Do you start your talk by undermining your own credibility or wondering aloud whether you're really an authority on your topic? Do you question the choices of the organisers who granted you a spot on the stage, or the choices of the audience for selecting your session to attend over other alternatives? Do you tell people how inexperienced you are at speaking or how nervous you feel about this presentation? Do you apologise for fumbling content or narrate your disappointment in failed technology?

I believe that eliminating this sort of commentary from your presentation creates a perception that you're a very confident speaker, regardless of how confident you actually feel.

I have a heuristic to mute this doubt track within my own presentations. When thinking about whether or not to vocalise something I like to first consider who I'm saying it for.

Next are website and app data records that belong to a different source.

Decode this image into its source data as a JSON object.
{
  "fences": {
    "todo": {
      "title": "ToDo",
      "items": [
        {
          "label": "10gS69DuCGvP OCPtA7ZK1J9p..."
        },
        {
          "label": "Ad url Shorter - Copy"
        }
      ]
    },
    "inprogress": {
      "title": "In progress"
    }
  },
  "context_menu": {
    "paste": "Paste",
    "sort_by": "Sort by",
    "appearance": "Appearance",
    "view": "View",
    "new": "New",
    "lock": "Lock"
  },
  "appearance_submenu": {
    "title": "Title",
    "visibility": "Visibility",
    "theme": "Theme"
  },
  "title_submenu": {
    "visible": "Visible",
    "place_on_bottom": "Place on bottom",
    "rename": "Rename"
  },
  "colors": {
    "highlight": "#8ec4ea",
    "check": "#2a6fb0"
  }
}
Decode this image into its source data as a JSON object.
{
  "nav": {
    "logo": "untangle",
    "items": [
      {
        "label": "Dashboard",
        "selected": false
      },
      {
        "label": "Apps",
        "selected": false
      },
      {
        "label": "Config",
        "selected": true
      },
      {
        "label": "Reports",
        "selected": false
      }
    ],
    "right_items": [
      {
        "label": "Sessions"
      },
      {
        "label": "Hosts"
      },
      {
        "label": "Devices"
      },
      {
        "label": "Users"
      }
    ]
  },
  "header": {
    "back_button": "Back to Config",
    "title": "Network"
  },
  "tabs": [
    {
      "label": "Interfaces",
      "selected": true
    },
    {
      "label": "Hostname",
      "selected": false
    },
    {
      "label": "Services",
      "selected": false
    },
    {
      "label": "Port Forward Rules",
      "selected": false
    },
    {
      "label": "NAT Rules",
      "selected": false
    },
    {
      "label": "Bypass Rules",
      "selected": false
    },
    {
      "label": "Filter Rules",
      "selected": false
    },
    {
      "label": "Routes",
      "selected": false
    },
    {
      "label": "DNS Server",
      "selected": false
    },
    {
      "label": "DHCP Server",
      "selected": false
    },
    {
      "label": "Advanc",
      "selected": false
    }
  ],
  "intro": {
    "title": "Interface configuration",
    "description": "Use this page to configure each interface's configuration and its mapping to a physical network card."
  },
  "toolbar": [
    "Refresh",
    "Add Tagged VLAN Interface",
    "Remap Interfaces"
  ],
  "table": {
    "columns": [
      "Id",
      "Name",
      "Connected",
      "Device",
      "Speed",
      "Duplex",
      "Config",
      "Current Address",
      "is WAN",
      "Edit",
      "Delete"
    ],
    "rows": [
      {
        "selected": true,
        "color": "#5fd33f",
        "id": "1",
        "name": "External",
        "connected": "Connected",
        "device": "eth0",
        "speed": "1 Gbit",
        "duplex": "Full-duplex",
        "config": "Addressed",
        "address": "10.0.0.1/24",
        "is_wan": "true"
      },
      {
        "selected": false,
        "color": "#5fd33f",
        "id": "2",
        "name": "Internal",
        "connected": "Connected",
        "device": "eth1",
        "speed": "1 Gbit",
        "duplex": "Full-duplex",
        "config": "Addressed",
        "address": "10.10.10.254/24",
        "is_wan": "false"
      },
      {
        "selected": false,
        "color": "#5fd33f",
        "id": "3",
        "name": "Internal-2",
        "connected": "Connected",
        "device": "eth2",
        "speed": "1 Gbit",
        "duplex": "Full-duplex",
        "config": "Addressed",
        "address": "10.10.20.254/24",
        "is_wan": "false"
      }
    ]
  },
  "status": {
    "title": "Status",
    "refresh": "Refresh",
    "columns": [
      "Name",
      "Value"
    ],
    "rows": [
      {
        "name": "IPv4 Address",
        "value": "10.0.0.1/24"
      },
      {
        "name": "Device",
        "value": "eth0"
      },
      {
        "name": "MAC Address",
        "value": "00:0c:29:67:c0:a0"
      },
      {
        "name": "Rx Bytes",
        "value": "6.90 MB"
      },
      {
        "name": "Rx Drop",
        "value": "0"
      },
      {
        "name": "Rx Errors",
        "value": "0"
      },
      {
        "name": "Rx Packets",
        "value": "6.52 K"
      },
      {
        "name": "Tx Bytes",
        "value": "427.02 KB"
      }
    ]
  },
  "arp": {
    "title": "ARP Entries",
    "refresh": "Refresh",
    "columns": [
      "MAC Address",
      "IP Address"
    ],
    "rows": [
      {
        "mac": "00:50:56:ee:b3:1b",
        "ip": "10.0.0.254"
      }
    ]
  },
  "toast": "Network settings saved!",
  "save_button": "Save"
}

Often the commentary is stuff I say to make myself more comfortable, or to settle myself in to the beginning of my presentation. It's not for the audience. And if it's not for the audience, I shouldn't say it.

The language

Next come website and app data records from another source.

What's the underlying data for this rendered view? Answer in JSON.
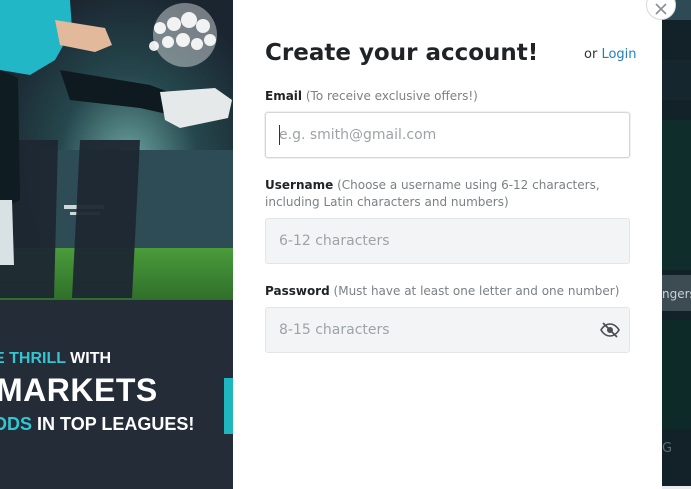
{
  "promo": {
    "line1_prefix": "E THRILL",
    "line1_suffix": " WITH",
    "line2": "MARKETS",
    "line3_prefix": "DDS",
    "line3_suffix": " IN TOP LEAGUES!",
    "accent_color": "#34c5d1"
  },
  "backdrop": {
    "partial_label": "ngers",
    "partial_letter": "G"
  },
  "modal": {
    "title": "Create your account!",
    "login_prefix": "or",
    "login_link": "Login",
    "close_icon": "close-icon",
    "email": {
      "label": "Email",
      "hint": "(To receive exclusive offers!)",
      "placeholder": "e.g. smith@gmail.com",
      "value": ""
    },
    "username": {
      "label": "Username",
      "hint": "(Choose a username using 6-12 characters, including Latin characters and numbers)",
      "placeholder": "6-12 characters",
      "value": ""
    },
    "password": {
      "label": "Password",
      "hint": "(Must have at least one letter and one number)",
      "placeholder": "8-15 characters",
      "value": "",
      "toggle_icon": "eye-slash-icon"
    }
  },
  "colors": {
    "link": "#1f7fbf",
    "accent": "#34c5d1",
    "promo_bg": "#232c37"
  }
}
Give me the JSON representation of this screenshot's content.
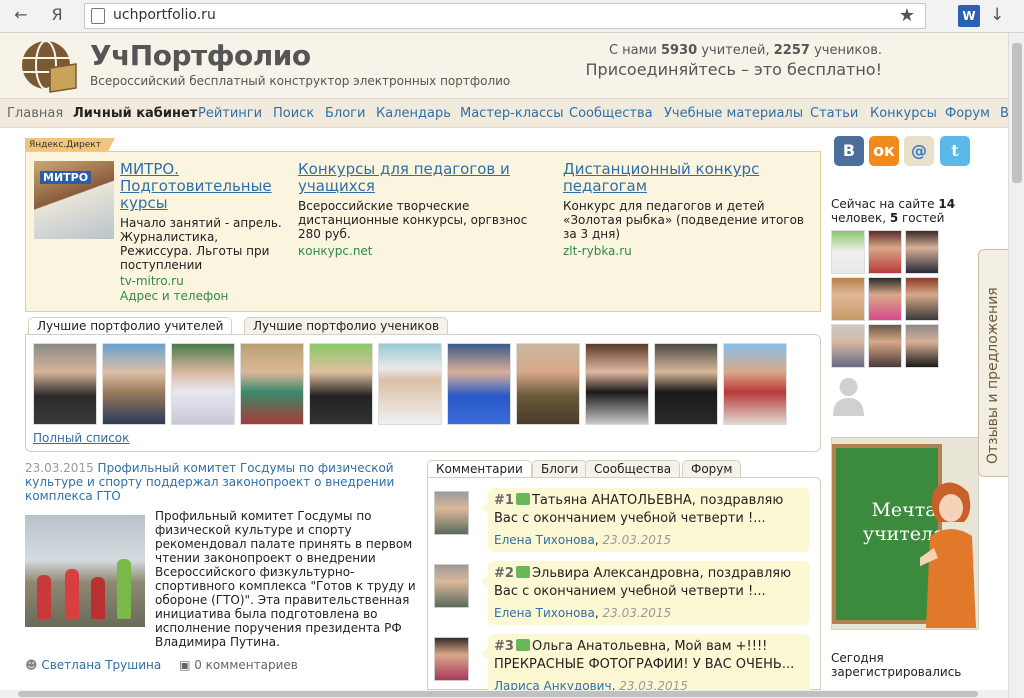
{
  "browser": {
    "back_icon": "←",
    "yandex_label": "Я",
    "url": "uchportfolio.ru",
    "star_icon": "★",
    "ext_label": "W",
    "download_icon": "↓"
  },
  "header": {
    "brand": "УчПортфолио",
    "tagline": "Всероссийский бесплатный конструктор электронных портфолио",
    "stats_prefix": "С нами ",
    "teachers_count": "5930",
    "stats_middle": " учителей, ",
    "students_count": "2257",
    "stats_suffix": " учеников.",
    "join": "Присоединяйтесь – это бесплатно!"
  },
  "nav": [
    "Главная",
    "Личный кабинет",
    "Рейтинги",
    "Поиск",
    "Блоги",
    "Календарь",
    "Мастер-классы",
    "Сообщества",
    "Учебные материалы",
    "Статьи",
    "Конкурсы",
    "Форум",
    "В"
  ],
  "ad": {
    "label": "Яндекс.Директ",
    "thumb_text": "МИТРО",
    "items": [
      {
        "title": "МИТРО. Подготовительные курсы",
        "body": "Начало занятий - апрель. Журналистика, Режиссура. Льготы при поступлении",
        "link": "tv-mitro.ru",
        "extra": "Адрес и телефон"
      },
      {
        "title": "Конкурсы для педагогов и учащихся",
        "body": "Всероссийские творческие дистанционные конкурсы, оргвзнос 280 руб.",
        "link": "конкурс.net"
      },
      {
        "title": "Дистанционный конкурс педагогам",
        "body": "Конкурс для педагогов и детей «Золотая рыбка» (подведение итогов за 3 дня)",
        "link": "zlt-rybka.ru"
      }
    ]
  },
  "portfolio_tabs": [
    "Лучшие портфолио учителей",
    "Лучшие портфолио учеников"
  ],
  "portfolio_full_list": "Полный список",
  "news": {
    "date": "23.03.2015",
    "title": "Профильный комитет Госдумы по физической культуре и спорту поддержал законопроект о внедрении комплекса ГТО",
    "text": "Профильный комитет Госдумы по физической культуре и спорту рекомендовал палате принять в первом чтении законопроект о внедрении Всероссийского физкультурно-спортивного комплекса \"Готов к труду и обороне (ГТО)\". Эта правительственная инициатива была подготовлена во исполнение поручения президента РФ Владимира Путина.",
    "author": "Светлана Трушина",
    "comments": "0 комментариев"
  },
  "comment_tabs": [
    "Комментарии",
    "Блоги",
    "Сообщества",
    "Форум"
  ],
  "comments": [
    {
      "num": "#1",
      "text": "Татьяна АНАТОЛЬЕВНА, поздравляю Вас с окончанием учебной четверти !...",
      "author": "Елена Тихонова",
      "date": "23.03.2015"
    },
    {
      "num": "#2",
      "text": "Эльвира Александровна, поздравляю Вас с окончанием учебной четверти !...",
      "author": "Елена Тихонова",
      "date": "23.03.2015"
    },
    {
      "num": "#3",
      "text": "Ольга Анатольевна, Мой вам +!!!! ПРЕКРАСНЫЕ ФОТОГРАФИИ! У ВАС ОЧЕНЬ...",
      "author": "Лариса Анкудович",
      "date": "23.03.2015"
    }
  ],
  "social": {
    "vk": "В",
    "ok": "ок",
    "mail": "@",
    "twitter": "t"
  },
  "online": {
    "prefix": "Сейчас на сайте ",
    "count": "14",
    "middle": " человек, ",
    "guests": "5",
    "suffix": " гостей"
  },
  "poster": {
    "text": "Мечта учителя"
  },
  "today": "Сегодня зарегистрировались",
  "feedback": "Отзывы и предложения"
}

Related to audience, the same presentation may differ wildly in delivery through choice of language. Can you interact informally, use colloquialisms, and make jokes? Or should you take a more professional tone?

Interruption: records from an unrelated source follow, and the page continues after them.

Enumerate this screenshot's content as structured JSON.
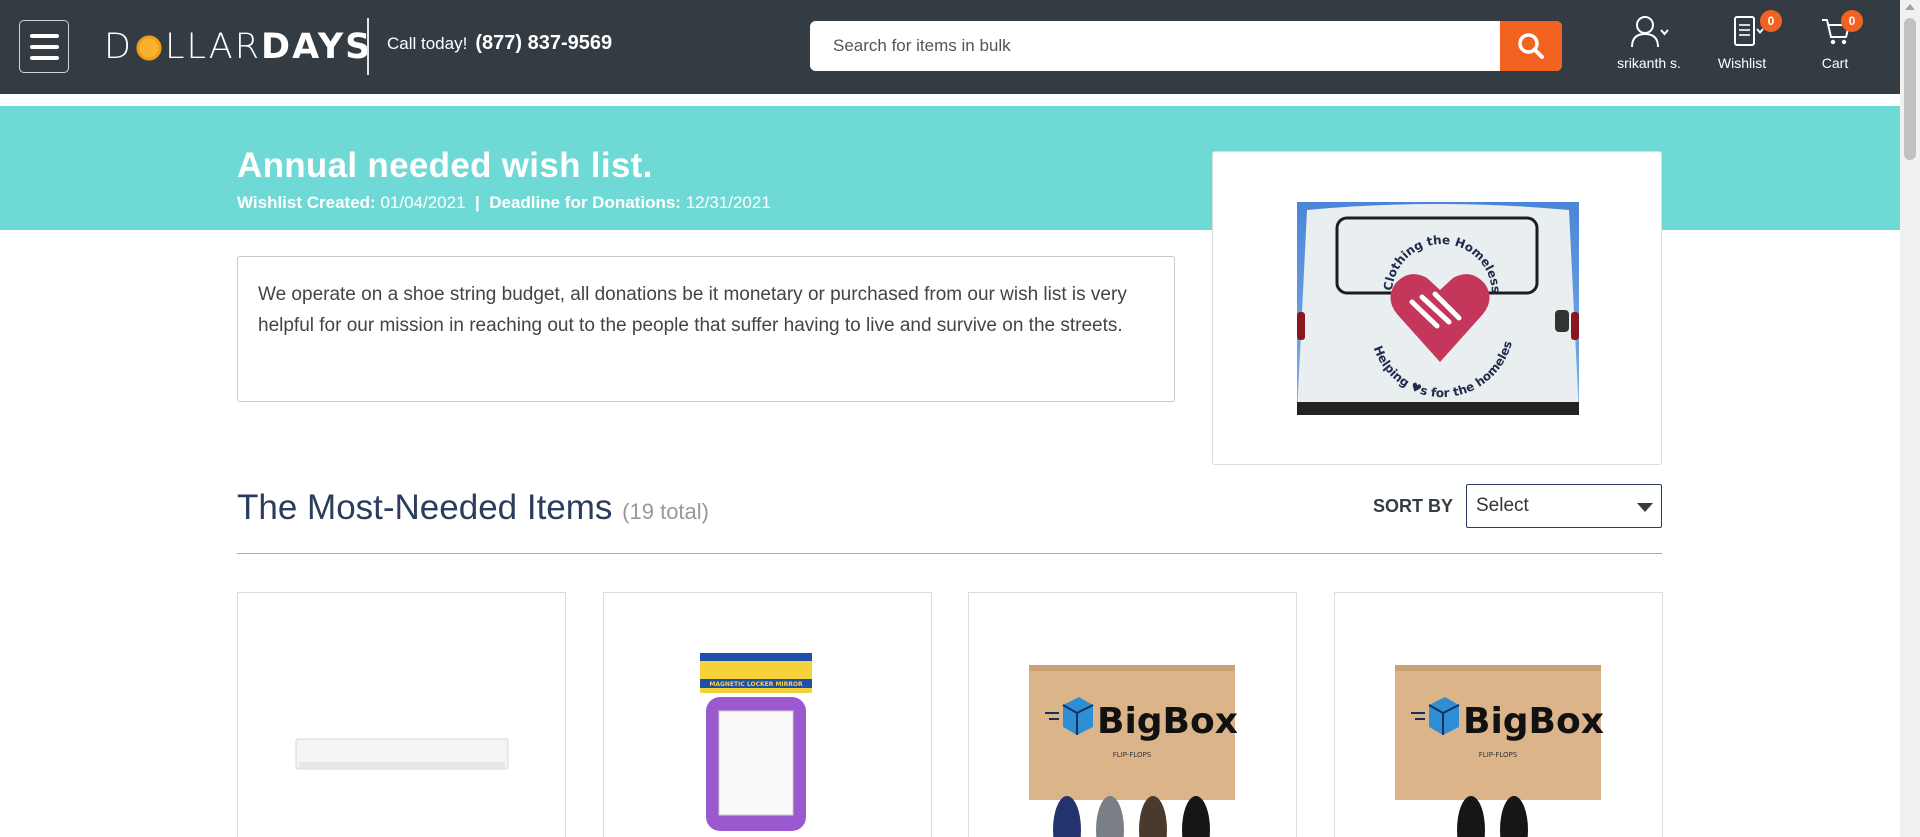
{
  "header": {
    "logo_text_pre": "D",
    "logo_text_mid": "LLAR",
    "logo_text_bold": "DAYS",
    "call_label": "Call today!",
    "phone": "(877) 837-9569",
    "search_placeholder": "Search for items in bulk",
    "user_label": "srikanth s.",
    "wishlist_label": "Wishlist",
    "wishlist_count": "0",
    "cart_label": "Cart",
    "cart_count": "0",
    "accent_color": "#f26322",
    "bg_color": "#333c43"
  },
  "wishlist": {
    "title": "Annual needed wish list.",
    "created_label": "Wishlist Created:",
    "created_date": "01/04/2021",
    "separator": "|",
    "deadline_label": "Deadline for Donations:",
    "deadline_date": "12/31/2021",
    "description": "We operate on a shoe string budget, all donations be it monetary or purchased from our wish list is very helpful for our mission in reaching out to the people that suffer having to live and survive on the streets.",
    "image_text_top": "Clothing the Homeless.org",
    "image_text_bottom": "Helping ♥s for the homeless",
    "banner_color": "#6fdad5"
  },
  "section": {
    "title": "The Most-Needed Items",
    "count": "(19 total)",
    "sort_label": "SORT BY",
    "sort_value": "Select"
  },
  "products": [
    {
      "icon": "white-strip-product-image"
    },
    {
      "icon": "magnetic-locker-mirror-image",
      "label": "MAGNETIC LOCKER MIRROR"
    },
    {
      "icon": "bigbox-flip-flops-image",
      "brand": "BigBox",
      "sub": "FLIP-FLOPS"
    },
    {
      "icon": "bigbox-flip-flops-image",
      "brand": "BigBox",
      "sub": "FLIP-FLOPS"
    }
  ]
}
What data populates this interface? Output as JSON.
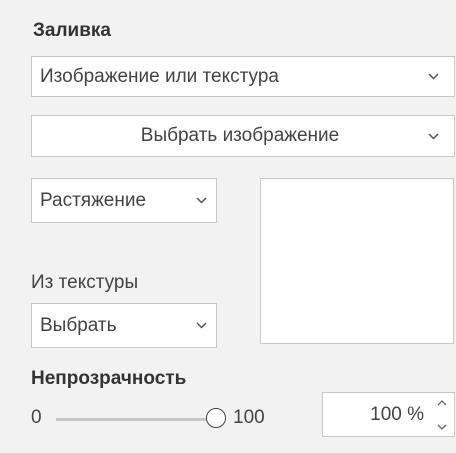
{
  "fill": {
    "heading": "Заливка",
    "type_value": "Изображение или текстура",
    "image_button": "Выбрать изображение",
    "stretch_value": "Растяжение",
    "texture_label": "Из текстуры",
    "texture_value": "Выбрать"
  },
  "opacity": {
    "heading": "Непрозрачность",
    "slider_min": "0",
    "slider_max": "100",
    "slider_value": 100,
    "spin_value": "100 %"
  },
  "icons": {
    "dropdown": "chevron-down-icon",
    "spin_up": "chevron-up-icon",
    "spin_down": "chevron-down-icon"
  },
  "colors": {
    "panel_background": "#f2f2f2",
    "control_background": "#ffffff",
    "control_border": "#c8c8c8",
    "text": "#444444"
  }
}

Choice of words is influenced by environment. Are you speaking at a MeetUp event or a formal conference? It's also influenced by culture. Your references and examples may change between a talk in New Zealand versus a talk in India.

You might also consider whether jargon appropriate for your audience. What terms will they be familiar with and which should you explain beyond an acronym?

Adjusting to these factors can make a big difference in how accessible and relatable your presentation is. A great speaker can deliver the same slides twice, in two different contexts, with what may feel like an entirely different speech. The key messages don't change, yet the words are altered for the greatest impact.

If you're feeling ready to tackle the next challenge in public speaking, start practicing these meta skills. Think about your audience, your commentary and your language in your next presentation.

What would you add?


  1. I'd add: A presentation is a performance. You are acting in a role, and your audience has come to be entertained. When you treat it like you are an actor in a performance, you can apply certain lessons from stage acting, for example:

    Overact: Remember you are small on stage. Your voice, your actions are small from the back of the room. You need to make them big. Big voice; big actions. Acting is over-acting. Project your voice, and exaggerate your body language, and mood.

    Energy: You are the focal point of all the energy in the room. You can either soak it all up, reflect the energy that's there, or create energy. Try to be an energy reservoir, just pouring energy into the room. Think about a presentation you recently attended that you just wished would end. Chances are, the presenter was sucking all the energy out of the room, and everyone was just sleepy and tired. It might have been useful content, but you were probably bored. People will remember if they were entertained.

  2. A thought on the commentary, a story of a counterexample. A keynote speaker got started expressing self-doubt, lowering expectations and making me think she included this usual mistake of downplaying her own contributions. She proceeded to deliver a personal, vulnerable, heartfelt story about failures and learning. Towards the end of the presentation, the apologetic beginning had become a part of the connection audience could feel with her.

    I find that apologizing and downplaying your right to be there is a tactic that you should carefully consider, and loved your heuristic: for the audience. Thanks for sharing.

  3. Great post! I agree with Aaron that a) presenting IS a performance of some type and b) you need to come with energy otherwise you will lose people very quickly.

    When i give a presentation, i have practiced the story (mostly visualised in my head) and then try and *feel the vibe* of the room as i go. More often then not, i have found enthusiasm (or energy) to be a force multiplier. T hats not to say all my presentations were *successful* but they were fun to do (as opposed to being *business* like - context depending of course)!